Hon Hai is the world’s biggest electronics manufacturing services provider and a major assembler of Apple Inc’s iPhones and iPads. The company is also a key shareholder of Innolux Corp (群創光電), the nation’s top LCD panel maker, which competes with China’s BOE Technology Group Co (京東方) and China Star Optoelectronics Technology Co (華星光電) in this line of business.
In response, the commission said it has set a ceiling of 10 billion yuan for Formosa bond sales by Chinese entities in Taiwan and only allows select companies to issue such bonds.
“Therefore, it should not lead to concerns over unfair industrial competition between China and Taiwan,” the commission said in the statement.
The development of the Formosa bond market can also help digest yuan deposits in Taiwan and meet the need of institutional investors in Taiwan, it said.
As of the end of last month, a total of 155.12 billion yuan had been deposited in Taiwan, according to data compiled by the central bank.

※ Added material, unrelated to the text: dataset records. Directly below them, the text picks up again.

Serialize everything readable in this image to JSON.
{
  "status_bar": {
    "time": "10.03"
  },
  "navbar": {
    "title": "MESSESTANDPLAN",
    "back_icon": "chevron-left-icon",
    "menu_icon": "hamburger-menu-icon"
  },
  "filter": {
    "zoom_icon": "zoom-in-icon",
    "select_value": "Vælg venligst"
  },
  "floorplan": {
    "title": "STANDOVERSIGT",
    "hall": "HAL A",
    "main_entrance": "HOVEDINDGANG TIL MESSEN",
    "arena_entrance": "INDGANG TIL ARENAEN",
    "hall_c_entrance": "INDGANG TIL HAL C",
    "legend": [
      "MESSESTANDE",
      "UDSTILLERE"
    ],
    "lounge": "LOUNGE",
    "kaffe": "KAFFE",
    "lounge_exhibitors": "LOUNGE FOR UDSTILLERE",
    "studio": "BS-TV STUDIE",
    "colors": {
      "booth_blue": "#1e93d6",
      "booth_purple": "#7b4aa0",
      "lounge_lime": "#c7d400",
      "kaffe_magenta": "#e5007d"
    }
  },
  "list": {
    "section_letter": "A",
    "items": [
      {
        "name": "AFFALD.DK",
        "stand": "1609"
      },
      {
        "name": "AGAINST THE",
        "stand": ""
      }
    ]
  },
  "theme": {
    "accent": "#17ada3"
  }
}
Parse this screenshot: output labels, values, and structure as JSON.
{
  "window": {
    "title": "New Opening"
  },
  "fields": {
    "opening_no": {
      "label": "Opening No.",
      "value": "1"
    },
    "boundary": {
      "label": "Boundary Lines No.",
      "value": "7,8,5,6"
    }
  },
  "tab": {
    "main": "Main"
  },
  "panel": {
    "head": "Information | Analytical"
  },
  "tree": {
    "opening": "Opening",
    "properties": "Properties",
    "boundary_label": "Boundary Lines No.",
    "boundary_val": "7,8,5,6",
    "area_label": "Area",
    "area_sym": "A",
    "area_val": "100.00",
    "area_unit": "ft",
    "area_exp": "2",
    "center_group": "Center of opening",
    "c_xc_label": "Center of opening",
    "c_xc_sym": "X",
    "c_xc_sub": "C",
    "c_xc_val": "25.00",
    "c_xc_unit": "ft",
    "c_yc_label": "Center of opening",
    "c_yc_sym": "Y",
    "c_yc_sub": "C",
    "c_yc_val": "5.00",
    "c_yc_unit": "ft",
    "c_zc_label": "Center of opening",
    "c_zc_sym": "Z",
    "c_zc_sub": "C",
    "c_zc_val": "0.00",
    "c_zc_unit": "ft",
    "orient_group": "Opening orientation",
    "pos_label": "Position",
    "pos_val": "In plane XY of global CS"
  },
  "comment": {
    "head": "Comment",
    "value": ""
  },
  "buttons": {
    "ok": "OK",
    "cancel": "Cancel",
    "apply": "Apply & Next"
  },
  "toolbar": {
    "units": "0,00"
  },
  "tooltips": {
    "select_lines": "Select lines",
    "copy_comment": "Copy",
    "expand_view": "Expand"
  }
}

Separately, the commission on Thursday approved plans to allow domestic life insurance companies to sell yuan-denominated protection-type policies. Currently, all yuan-based insurance policies are linked to other investment tools.
Insurers must meet the required capital adequacy ratio of 200 percent to qualify for the new business and the policies must have a duration of at least four years, the commission said in a separate statement.